::: Information shown :::

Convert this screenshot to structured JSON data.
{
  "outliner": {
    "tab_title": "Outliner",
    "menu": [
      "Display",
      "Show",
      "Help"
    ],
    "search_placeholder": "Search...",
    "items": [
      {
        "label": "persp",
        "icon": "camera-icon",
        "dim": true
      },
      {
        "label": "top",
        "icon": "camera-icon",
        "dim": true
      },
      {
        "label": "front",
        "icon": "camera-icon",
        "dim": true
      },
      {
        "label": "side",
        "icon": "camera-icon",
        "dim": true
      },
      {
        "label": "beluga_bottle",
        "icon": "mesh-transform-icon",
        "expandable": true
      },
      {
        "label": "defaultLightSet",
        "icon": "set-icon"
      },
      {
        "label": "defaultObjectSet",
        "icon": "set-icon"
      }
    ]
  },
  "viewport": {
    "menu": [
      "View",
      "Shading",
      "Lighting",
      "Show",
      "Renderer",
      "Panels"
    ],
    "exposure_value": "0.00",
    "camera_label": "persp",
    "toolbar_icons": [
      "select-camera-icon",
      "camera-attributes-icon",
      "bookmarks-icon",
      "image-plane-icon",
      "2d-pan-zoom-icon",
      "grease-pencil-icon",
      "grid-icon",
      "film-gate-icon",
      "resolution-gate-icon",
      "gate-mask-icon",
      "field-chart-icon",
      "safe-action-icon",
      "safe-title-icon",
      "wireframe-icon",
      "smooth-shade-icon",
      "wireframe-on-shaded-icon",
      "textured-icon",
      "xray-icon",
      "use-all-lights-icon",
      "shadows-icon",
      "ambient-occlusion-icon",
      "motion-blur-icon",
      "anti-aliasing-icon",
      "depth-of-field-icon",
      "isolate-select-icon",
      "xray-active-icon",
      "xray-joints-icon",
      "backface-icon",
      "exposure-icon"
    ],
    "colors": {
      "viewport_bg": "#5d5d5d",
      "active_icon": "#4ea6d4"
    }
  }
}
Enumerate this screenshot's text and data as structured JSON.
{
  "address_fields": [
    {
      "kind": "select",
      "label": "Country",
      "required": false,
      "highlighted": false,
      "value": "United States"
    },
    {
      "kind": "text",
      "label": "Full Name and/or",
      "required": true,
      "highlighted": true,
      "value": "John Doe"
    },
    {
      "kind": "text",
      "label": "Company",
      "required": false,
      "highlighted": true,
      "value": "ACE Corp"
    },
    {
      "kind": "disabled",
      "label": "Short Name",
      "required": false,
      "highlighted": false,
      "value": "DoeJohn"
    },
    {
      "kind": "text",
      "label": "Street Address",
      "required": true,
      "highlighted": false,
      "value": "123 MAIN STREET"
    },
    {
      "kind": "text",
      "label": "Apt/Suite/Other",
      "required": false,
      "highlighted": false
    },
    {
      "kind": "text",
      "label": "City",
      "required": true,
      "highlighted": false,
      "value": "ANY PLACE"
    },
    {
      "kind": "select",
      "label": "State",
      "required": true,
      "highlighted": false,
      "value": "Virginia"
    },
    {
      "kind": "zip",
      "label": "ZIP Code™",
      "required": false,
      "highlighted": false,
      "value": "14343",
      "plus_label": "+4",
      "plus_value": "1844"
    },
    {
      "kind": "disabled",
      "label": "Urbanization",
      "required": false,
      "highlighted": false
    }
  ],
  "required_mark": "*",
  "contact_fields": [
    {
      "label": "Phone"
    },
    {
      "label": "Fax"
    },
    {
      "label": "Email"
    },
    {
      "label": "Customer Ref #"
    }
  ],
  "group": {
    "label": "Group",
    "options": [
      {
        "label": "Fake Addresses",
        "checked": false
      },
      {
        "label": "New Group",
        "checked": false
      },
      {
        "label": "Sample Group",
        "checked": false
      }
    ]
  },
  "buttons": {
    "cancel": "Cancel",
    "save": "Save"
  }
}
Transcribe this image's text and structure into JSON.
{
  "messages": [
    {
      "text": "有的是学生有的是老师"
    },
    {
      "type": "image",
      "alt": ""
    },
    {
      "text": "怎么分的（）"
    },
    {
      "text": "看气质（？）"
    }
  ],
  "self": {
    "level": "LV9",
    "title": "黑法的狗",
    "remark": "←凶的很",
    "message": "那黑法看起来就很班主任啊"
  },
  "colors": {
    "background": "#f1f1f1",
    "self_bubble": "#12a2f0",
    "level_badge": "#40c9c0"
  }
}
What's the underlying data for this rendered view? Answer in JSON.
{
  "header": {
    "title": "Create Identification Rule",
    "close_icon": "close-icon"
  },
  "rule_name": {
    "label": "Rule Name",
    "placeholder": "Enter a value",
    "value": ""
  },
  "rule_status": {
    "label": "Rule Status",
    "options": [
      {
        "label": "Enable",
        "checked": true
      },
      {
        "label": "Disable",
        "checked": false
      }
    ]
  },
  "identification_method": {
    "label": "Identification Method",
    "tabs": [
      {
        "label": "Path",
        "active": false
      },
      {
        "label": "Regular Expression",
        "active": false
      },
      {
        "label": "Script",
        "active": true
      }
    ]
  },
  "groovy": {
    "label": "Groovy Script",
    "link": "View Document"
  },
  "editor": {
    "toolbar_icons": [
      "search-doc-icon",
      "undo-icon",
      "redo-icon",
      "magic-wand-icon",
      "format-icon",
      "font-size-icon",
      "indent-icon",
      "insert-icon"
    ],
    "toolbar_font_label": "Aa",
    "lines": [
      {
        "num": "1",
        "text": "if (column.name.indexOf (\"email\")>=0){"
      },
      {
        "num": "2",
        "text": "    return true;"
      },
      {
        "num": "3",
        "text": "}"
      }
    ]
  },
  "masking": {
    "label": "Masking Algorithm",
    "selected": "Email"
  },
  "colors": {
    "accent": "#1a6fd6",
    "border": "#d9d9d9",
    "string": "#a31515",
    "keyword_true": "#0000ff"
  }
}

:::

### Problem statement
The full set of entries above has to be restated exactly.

### Reply
Convert this screenshot to structured JSON data.
{
  "outliner": {
    "tab_title": "Outliner",
    "menu": [
      "Display",
      "Show",
      "Help"
    ],
    "search_placeholder": "Search...",
    "items": [
      {
        "label": "persp",
        "icon": "camera-icon",
        "dim": true
      },
      {
        "label": "top",
        "icon": "camera-icon",
        "dim": true
      },
      {
        "label": "front",
        "icon": "camera-icon",
        "dim": true
      },
      {
        "label": "side",
        "icon": "camera-icon",
        "dim": true
      },
      {
        "label": "beluga_bottle",
        "icon": "mesh-transform-icon",
        "expandable": true
      },
      {
        "label": "defaultLightSet",
        "icon": "set-icon"
      },
      {
        "label": "defaultObjectSet",
        "icon": "set-icon"
      }
    ]
  },
  "viewport": {
    "menu": [
      "View",
      "Shading",
      "Lighting",
      "Show",
      "Renderer",
      "Panels"
    ],
    "exposure_value": "0.00",
    "camera_label": "persp",
    "toolbar_icons": [
      "select-camera-icon",
      "camera-attributes-icon",
      "bookmarks-icon",
      "image-plane-icon",
      "2d-pan-zoom-icon",
      "grease-pencil-icon",
      "grid-icon",
      "film-gate-icon",
      "resolution-gate-icon",
      "gate-mask-icon",
      "field-chart-icon",
      "safe-action-icon",
      "safe-title-icon",
      "wireframe-icon",
      "smooth-shade-icon",
      "wireframe-on-shaded-icon",
      "textured-icon",
      "xray-icon",
      "use-all-lights-icon",
      "shadows-icon",
      "ambient-occlusion-icon",
      "motion-blur-icon",
      "anti-aliasing-icon",
      "depth-of-field-icon",
      "isolate-select-icon",
      "xray-active-icon",
      "xray-joints-icon",
      "backface-icon",
      "exposure-icon"
    ],
    "colors": {
      "viewport_bg": "#5d5d5d",
      "active_icon": "#4ea6d4"
    }
  }
}
Enumerate this screenshot's text and data as structured JSON.
{
  "address_fields": [
    {
      "kind": "select",
      "label": "Country",
      "required": false,
      "highlighted": false,
      "value": "United States"
    },
    {
      "kind": "text",
      "label": "Full Name and/or",
      "required": true,
      "highlighted": true,
      "value": "John Doe"
    },
    {
      "kind": "text",
      "label": "Company",
      "required": false,
      "highlighted": true,
      "value": "ACE Corp"
    },
    {
      "kind": "disabled",
      "label": "Short Name",
      "required": false,
      "highlighted": false,
      "value": "DoeJohn"
    },
    {
      "kind": "text",
      "label": "Street Address",
      "required": true,
      "highlighted": false,
      "value": "123 MAIN STREET"
    },
    {
      "kind": "text",
      "label": "Apt/Suite/Other",
      "required": false,
      "highlighted": false
    },
    {
      "kind": "text",
      "label": "City",
      "required": true,
      "highlighted": false,
      "value": "ANY PLACE"
    },
    {
      "kind": "select",
      "label": "State",
      "required": true,
      "highlighted": false,
      "value": "Virginia"
    },
    {
      "kind": "zip",
      "label": "ZIP Code™",
      "required": false,
      "highlighted": false,
      "value": "14343",
      "plus_label": "+4",
      "plus_value": "1844"
    },
    {
      "kind": "disabled",
      "label": "Urbanization",
      "required": false,
      "highlighted": false
    }
  ],
  "required_mark": "*",
  "contact_fields": [
    {
      "label": "Phone"
    },
    {
      "label": "Fax"
    },
    {
      "label": "Email"
    },
    {
      "label": "Customer Ref #"
    }
  ],
  "group": {
    "label": "Group",
    "options": [
      {
        "label": "Fake Addresses",
        "checked": false
      },
      {
        "label": "New Group",
        "checked": false
      },
      {
        "label": "Sample Group",
        "checked": false
      }
    ]
  },
  "buttons": {
    "cancel": "Cancel",
    "save": "Save"
  }
}
Transcribe this image's text and structure into JSON.
{
  "messages": [
    {
      "text": "有的是学生有的是老师"
    },
    {
      "type": "image",
      "alt": ""
    },
    {
      "text": "怎么分的（）"
    },
    {
      "text": "看气质（？）"
    }
  ],
  "self": {
    "level": "LV9",
    "title": "黑法的狗",
    "remark": "←凶的很",
    "message": "那黑法看起来就很班主任啊"
  },
  "colors": {
    "background": "#f1f1f1",
    "self_bubble": "#12a2f0",
    "level_badge": "#40c9c0"
  }
}
What's the underlying data for this rendered view? Answer in JSON.
{
  "header": {
    "title": "Create Identification Rule",
    "close_icon": "close-icon"
  },
  "rule_name": {
    "label": "Rule Name",
    "placeholder": "Enter a value",
    "value": ""
  },
  "rule_status": {
    "label": "Rule Status",
    "options": [
      {
        "label": "Enable",
        "checked": true
      },
      {
        "label": "Disable",
        "checked": false
      }
    ]
  },
  "identification_method": {
    "label": "Identification Method",
    "tabs": [
      {
        "label": "Path",
        "active": false
      },
      {
        "label": "Regular Expression",
        "active": false
      },
      {
        "label": "Script",
        "active": true
      }
    ]
  },
  "groovy": {
    "label": "Groovy Script",
    "link": "View Document"
  },
  "editor": {
    "toolbar_icons": [
      "search-doc-icon",
      "undo-icon",
      "redo-icon",
      "magic-wand-icon",
      "format-icon",
      "font-size-icon",
      "indent-icon",
      "insert-icon"
    ],
    "toolbar_font_label": "Aa",
    "lines": [
      {
        "num": "1",
        "text": "if (column.name.indexOf (\"email\")>=0){"
      },
      {
        "num": "2",
        "text": "    return true;"
      },
      {
        "num": "3",
        "text": "}"
      }
    ]
  },
  "masking": {
    "label": "Masking Algorithm",
    "selected": "Email"
  },
  "colors": {
    "accent": "#1a6fd6",
    "border": "#d9d9d9",
    "string": "#a31515",
    "keyword_true": "#0000ff"
  }
}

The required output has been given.